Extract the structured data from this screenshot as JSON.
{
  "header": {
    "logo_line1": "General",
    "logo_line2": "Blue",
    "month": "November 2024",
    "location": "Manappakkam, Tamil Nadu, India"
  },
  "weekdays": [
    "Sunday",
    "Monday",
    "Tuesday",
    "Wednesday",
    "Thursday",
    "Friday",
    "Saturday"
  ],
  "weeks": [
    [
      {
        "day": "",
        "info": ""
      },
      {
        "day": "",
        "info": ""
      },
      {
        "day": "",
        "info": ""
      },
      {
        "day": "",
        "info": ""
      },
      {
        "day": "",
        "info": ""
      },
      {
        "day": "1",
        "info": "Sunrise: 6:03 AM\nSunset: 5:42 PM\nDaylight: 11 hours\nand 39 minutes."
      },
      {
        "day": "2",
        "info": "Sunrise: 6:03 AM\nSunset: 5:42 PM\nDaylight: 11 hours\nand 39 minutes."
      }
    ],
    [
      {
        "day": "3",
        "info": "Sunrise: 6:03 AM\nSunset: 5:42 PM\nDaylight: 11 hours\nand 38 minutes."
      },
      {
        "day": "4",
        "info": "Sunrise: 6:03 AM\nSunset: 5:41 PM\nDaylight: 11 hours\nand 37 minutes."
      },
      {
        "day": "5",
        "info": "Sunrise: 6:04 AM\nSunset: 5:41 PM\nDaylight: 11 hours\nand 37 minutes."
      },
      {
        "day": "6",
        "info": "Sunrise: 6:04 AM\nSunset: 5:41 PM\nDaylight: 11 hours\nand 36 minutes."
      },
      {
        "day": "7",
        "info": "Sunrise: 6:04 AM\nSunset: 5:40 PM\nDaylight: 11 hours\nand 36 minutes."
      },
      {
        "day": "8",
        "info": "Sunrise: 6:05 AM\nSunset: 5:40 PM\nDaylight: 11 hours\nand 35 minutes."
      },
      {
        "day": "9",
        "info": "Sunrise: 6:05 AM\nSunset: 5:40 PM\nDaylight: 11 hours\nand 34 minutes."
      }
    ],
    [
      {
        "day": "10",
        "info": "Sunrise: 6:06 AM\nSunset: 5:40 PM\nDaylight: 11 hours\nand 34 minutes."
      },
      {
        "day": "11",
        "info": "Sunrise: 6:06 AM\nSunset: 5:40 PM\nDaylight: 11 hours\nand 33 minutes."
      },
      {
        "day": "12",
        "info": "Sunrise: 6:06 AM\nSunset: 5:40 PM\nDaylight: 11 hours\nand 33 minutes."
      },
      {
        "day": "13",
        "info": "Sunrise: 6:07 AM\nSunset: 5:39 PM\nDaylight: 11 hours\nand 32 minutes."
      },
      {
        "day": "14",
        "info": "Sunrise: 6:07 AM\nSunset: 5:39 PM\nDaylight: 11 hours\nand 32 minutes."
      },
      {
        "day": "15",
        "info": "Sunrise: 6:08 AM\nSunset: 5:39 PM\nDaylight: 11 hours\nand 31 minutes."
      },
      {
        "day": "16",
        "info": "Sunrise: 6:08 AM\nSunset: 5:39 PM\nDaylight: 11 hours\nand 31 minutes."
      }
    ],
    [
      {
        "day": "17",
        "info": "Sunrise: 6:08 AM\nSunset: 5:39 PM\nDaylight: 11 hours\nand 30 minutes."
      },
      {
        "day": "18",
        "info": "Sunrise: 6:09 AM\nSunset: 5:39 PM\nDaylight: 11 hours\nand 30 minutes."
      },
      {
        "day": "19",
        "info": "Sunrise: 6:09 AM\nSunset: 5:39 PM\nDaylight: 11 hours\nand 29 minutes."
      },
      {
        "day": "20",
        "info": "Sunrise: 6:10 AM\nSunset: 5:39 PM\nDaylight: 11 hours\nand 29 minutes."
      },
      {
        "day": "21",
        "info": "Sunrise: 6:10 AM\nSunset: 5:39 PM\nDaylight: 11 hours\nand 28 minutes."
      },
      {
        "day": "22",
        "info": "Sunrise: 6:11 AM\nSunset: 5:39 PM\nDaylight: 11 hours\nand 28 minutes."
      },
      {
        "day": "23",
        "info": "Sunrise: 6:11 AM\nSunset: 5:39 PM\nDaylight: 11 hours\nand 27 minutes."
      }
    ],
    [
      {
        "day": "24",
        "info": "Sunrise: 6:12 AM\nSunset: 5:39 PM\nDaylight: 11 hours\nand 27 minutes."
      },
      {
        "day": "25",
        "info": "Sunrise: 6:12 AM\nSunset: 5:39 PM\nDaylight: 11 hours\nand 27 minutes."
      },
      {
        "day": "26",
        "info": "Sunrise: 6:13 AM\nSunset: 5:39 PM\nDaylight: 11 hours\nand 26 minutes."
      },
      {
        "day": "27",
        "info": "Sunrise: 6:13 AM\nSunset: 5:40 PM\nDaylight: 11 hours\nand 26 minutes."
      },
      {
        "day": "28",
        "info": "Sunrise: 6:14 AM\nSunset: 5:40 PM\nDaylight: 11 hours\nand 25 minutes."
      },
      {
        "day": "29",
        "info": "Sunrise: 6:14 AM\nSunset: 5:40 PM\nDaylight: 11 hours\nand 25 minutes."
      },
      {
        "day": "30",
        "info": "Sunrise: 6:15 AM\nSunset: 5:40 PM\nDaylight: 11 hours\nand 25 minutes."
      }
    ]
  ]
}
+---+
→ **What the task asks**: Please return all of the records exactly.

→ **Answer space**:
Extract the structured data from this screenshot as JSON.
{
  "header": {
    "logo_line1": "General",
    "logo_line2": "Blue",
    "month": "November 2024",
    "location": "Manappakkam, Tamil Nadu, India"
  },
  "weekdays": [
    "Sunday",
    "Monday",
    "Tuesday",
    "Wednesday",
    "Thursday",
    "Friday",
    "Saturday"
  ],
  "weeks": [
    [
      {
        "day": "",
        "info": ""
      },
      {
        "day": "",
        "info": ""
      },
      {
        "day": "",
        "info": ""
      },
      {
        "day": "",
        "info": ""
      },
      {
        "day": "",
        "info": ""
      },
      {
        "day": "1",
        "info": "Sunrise: 6:03 AM\nSunset: 5:42 PM\nDaylight: 11 hours\nand 39 minutes."
      },
      {
        "day": "2",
        "info": "Sunrise: 6:03 AM\nSunset: 5:42 PM\nDaylight: 11 hours\nand 39 minutes."
      }
    ],
    [
      {
        "day": "3",
        "info": "Sunrise: 6:03 AM\nSunset: 5:42 PM\nDaylight: 11 hours\nand 38 minutes."
      },
      {
        "day": "4",
        "info": "Sunrise: 6:03 AM\nSunset: 5:41 PM\nDaylight: 11 hours\nand 37 minutes."
      },
      {
        "day": "5",
        "info": "Sunrise: 6:04 AM\nSunset: 5:41 PM\nDaylight: 11 hours\nand 37 minutes."
      },
      {
        "day": "6",
        "info": "Sunrise: 6:04 AM\nSunset: 5:41 PM\nDaylight: 11 hours\nand 36 minutes."
      },
      {
        "day": "7",
        "info": "Sunrise: 6:04 AM\nSunset: 5:40 PM\nDaylight: 11 hours\nand 36 minutes."
      },
      {
        "day": "8",
        "info": "Sunrise: 6:05 AM\nSunset: 5:40 PM\nDaylight: 11 hours\nand 35 minutes."
      },
      {
        "day": "9",
        "info": "Sunrise: 6:05 AM\nSunset: 5:40 PM\nDaylight: 11 hours\nand 34 minutes."
      }
    ],
    [
      {
        "day": "10",
        "info": "Sunrise: 6:06 AM\nSunset: 5:40 PM\nDaylight: 11 hours\nand 34 minutes."
      },
      {
        "day": "11",
        "info": "Sunrise: 6:06 AM\nSunset: 5:40 PM\nDaylight: 11 hours\nand 33 minutes."
      },
      {
        "day": "12",
        "info": "Sunrise: 6:06 AM\nSunset: 5:40 PM\nDaylight: 11 hours\nand 33 minutes."
      },
      {
        "day": "13",
        "info": "Sunrise: 6:07 AM\nSunset: 5:39 PM\nDaylight: 11 hours\nand 32 minutes."
      },
      {
        "day": "14",
        "info": "Sunrise: 6:07 AM\nSunset: 5:39 PM\nDaylight: 11 hours\nand 32 minutes."
      },
      {
        "day": "15",
        "info": "Sunrise: 6:08 AM\nSunset: 5:39 PM\nDaylight: 11 hours\nand 31 minutes."
      },
      {
        "day": "16",
        "info": "Sunrise: 6:08 AM\nSunset: 5:39 PM\nDaylight: 11 hours\nand 31 minutes."
      }
    ],
    [
      {
        "day": "17",
        "info": "Sunrise: 6:08 AM\nSunset: 5:39 PM\nDaylight: 11 hours\nand 30 minutes."
      },
      {
        "day": "18",
        "info": "Sunrise: 6:09 AM\nSunset: 5:39 PM\nDaylight: 11 hours\nand 30 minutes."
      },
      {
        "day": "19",
        "info": "Sunrise: 6:09 AM\nSunset: 5:39 PM\nDaylight: 11 hours\nand 29 minutes."
      },
      {
        "day": "20",
        "info": "Sunrise: 6:10 AM\nSunset: 5:39 PM\nDaylight: 11 hours\nand 29 minutes."
      },
      {
        "day": "21",
        "info": "Sunrise: 6:10 AM\nSunset: 5:39 PM\nDaylight: 11 hours\nand 28 minutes."
      },
      {
        "day": "22",
        "info": "Sunrise: 6:11 AM\nSunset: 5:39 PM\nDaylight: 11 hours\nand 28 minutes."
      },
      {
        "day": "23",
        "info": "Sunrise: 6:11 AM\nSunset: 5:39 PM\nDaylight: 11 hours\nand 27 minutes."
      }
    ],
    [
      {
        "day": "24",
        "info": "Sunrise: 6:12 AM\nSunset: 5:39 PM\nDaylight: 11 hours\nand 27 minutes."
      },
      {
        "day": "25",
        "info": "Sunrise: 6:12 AM\nSunset: 5:39 PM\nDaylight: 11 hours\nand 27 minutes."
      },
      {
        "day": "26",
        "info": "Sunrise: 6:13 AM\nSunset: 5:39 PM\nDaylight: 11 hours\nand 26 minutes."
      },
      {
        "day": "27",
        "info": "Sunrise: 6:13 AM\nSunset: 5:40 PM\nDaylight: 11 hours\nand 26 minutes."
      },
      {
        "day": "28",
        "info": "Sunrise: 6:14 AM\nSunset: 5:40 PM\nDaylight: 11 hours\nand 25 minutes."
      },
      {
        "day": "29",
        "info": "Sunrise: 6:14 AM\nSunset: 5:40 PM\nDaylight: 11 hours\nand 25 minutes."
      },
      {
        "day": "30",
        "info": "Sunrise: 6:15 AM\nSunset: 5:40 PM\nDaylight: 11 hours\nand 25 minutes."
      }
    ]
  ]
}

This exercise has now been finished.